The calculations show a slight increase of $90,000 and property owners would pay $2 more per year on the same $100,000 home.

The court members could accept a rate of 9.8 cents, which would allow for the 4 percent increase in revenue. A public hearing would be held but it would not be subject to voter recall.

Anything above 9.8 cents could be placed on the ballot by disgruntled property owners.

With the 4 percent increase, the county would generate $4.3 million. This would be $135,000 above the compensating rate or $270,000 above the current rate.

On a $100,000 home, the cost could go from $93 to $98 per year.

Tied into the real property would be the tangible personal property.

If the fiscal court went with the 4 percent increase on real property, it would generate about $90,000 more than if it stayed with the current rate.

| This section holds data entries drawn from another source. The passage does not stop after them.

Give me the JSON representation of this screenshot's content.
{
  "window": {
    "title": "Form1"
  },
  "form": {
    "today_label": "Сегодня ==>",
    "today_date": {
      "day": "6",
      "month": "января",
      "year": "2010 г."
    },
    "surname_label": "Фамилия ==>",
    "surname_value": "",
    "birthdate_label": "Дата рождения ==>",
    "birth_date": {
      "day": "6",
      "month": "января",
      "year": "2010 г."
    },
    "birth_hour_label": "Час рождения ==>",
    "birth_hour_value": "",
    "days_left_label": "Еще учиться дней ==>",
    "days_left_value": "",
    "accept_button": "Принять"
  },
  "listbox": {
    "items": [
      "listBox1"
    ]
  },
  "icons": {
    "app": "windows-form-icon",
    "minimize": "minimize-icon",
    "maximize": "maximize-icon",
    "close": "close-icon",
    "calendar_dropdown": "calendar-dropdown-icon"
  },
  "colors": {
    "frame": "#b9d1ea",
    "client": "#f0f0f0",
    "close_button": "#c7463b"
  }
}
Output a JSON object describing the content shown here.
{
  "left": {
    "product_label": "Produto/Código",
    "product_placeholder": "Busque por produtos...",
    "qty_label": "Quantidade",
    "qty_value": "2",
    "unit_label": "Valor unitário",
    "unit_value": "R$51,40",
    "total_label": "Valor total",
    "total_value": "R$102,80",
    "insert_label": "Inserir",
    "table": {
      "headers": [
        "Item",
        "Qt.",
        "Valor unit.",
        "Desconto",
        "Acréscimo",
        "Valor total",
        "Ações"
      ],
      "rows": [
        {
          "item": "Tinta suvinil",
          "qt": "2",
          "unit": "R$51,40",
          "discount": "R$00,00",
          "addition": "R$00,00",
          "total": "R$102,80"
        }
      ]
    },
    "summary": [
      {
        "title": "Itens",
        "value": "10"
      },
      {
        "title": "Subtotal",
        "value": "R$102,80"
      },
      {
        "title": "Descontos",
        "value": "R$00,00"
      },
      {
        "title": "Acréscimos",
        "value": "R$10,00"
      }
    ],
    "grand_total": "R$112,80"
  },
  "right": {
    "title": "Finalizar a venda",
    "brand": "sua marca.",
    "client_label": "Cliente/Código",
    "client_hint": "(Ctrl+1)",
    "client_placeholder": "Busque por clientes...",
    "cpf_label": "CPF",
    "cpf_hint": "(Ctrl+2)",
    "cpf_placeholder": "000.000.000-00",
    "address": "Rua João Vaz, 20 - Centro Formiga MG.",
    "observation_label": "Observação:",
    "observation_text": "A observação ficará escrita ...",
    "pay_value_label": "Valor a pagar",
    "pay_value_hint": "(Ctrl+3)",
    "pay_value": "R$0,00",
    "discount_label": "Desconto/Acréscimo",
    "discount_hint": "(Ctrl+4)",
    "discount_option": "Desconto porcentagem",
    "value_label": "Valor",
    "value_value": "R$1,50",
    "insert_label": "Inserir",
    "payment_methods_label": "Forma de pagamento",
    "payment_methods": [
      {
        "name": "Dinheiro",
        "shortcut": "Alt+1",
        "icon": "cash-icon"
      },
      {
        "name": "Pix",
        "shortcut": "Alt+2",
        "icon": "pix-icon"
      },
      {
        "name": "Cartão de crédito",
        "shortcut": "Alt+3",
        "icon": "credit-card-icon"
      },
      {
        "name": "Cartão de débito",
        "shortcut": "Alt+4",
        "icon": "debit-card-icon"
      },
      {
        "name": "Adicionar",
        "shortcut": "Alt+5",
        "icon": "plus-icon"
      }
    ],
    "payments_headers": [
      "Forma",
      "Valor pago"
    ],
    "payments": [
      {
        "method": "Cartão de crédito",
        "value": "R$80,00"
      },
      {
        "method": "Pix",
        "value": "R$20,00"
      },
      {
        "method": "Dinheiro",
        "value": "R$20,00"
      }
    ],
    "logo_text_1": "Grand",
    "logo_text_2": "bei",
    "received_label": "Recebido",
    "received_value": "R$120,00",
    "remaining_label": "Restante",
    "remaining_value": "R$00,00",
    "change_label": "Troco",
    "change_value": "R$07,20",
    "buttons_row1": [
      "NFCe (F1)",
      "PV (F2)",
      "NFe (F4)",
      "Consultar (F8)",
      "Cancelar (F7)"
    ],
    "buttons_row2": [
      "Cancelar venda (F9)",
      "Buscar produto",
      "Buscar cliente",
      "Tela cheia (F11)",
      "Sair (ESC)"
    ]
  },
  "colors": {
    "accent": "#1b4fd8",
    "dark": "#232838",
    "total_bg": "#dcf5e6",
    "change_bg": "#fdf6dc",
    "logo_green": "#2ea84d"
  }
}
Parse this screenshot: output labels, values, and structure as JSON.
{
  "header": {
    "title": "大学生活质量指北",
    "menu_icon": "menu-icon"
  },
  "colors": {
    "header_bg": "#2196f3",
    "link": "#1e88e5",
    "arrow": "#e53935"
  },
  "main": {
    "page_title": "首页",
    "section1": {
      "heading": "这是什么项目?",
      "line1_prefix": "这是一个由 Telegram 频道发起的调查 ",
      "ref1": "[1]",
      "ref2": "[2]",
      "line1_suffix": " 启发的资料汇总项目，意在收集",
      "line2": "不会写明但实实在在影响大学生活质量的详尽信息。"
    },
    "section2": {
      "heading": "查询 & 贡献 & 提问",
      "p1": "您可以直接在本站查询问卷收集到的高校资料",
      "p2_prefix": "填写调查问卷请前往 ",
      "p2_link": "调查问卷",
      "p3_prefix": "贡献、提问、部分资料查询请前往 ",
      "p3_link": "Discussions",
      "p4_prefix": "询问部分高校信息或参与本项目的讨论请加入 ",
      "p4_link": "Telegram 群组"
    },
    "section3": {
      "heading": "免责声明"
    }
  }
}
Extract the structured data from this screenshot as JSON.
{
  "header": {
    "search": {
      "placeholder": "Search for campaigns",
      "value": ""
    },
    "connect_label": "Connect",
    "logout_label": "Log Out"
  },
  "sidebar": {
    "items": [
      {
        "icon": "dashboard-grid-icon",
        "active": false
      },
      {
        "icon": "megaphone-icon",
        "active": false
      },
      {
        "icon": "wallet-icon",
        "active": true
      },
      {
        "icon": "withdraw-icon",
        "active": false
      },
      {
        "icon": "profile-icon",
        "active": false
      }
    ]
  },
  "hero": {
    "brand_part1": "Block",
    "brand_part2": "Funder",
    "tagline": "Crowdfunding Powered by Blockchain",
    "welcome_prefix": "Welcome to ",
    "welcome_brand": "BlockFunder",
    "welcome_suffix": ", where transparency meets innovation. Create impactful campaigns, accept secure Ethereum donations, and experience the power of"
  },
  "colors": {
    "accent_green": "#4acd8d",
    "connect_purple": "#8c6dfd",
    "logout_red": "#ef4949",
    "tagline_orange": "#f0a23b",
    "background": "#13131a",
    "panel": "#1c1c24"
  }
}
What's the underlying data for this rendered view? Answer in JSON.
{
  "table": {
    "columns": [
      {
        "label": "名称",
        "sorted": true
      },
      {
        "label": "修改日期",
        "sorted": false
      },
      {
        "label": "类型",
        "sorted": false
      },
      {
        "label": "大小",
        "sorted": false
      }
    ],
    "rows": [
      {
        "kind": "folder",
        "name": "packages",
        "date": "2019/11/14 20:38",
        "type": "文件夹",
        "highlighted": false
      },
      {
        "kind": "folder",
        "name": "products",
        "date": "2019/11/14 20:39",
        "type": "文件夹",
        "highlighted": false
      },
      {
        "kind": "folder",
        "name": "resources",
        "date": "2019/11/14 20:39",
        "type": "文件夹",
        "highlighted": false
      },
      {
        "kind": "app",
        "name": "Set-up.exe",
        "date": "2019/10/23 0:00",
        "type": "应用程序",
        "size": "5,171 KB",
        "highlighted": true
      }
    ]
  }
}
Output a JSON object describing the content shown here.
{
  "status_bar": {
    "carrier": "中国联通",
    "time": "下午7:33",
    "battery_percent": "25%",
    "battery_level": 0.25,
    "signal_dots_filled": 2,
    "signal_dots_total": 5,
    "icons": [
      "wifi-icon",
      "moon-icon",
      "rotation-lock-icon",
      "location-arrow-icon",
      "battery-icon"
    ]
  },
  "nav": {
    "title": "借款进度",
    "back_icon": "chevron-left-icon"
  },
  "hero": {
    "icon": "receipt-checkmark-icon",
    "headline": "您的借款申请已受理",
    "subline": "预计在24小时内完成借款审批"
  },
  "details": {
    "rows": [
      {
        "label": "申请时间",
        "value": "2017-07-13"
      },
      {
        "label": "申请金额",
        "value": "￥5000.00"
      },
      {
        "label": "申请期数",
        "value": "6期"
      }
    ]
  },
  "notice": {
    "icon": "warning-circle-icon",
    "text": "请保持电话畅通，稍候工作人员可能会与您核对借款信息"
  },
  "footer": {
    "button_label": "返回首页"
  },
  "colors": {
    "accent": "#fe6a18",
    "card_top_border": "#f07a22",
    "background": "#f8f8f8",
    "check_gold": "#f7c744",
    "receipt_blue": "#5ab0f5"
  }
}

Although the goal is to get tax bills out as soon as possible for the sheriff’s department, Flaherty said there is time to hold a public hearing and get the tax rate set by the middle of September.

At the previous meeting, a motion was put into place to approve the increase; however, before a vote was held, magistrates opted to get more information.

Magistrate Eddie Bleemel, also a member of the budget committee, said the court members needed to see all three options from the judge executive’s office before making a decision.

Bullitt Fiscal Court will meet on Tuesday, Sept. 1, at 9:30 a.m. in the courthouse. The decision on a tax rate should be made at that time. The public is invited to attend.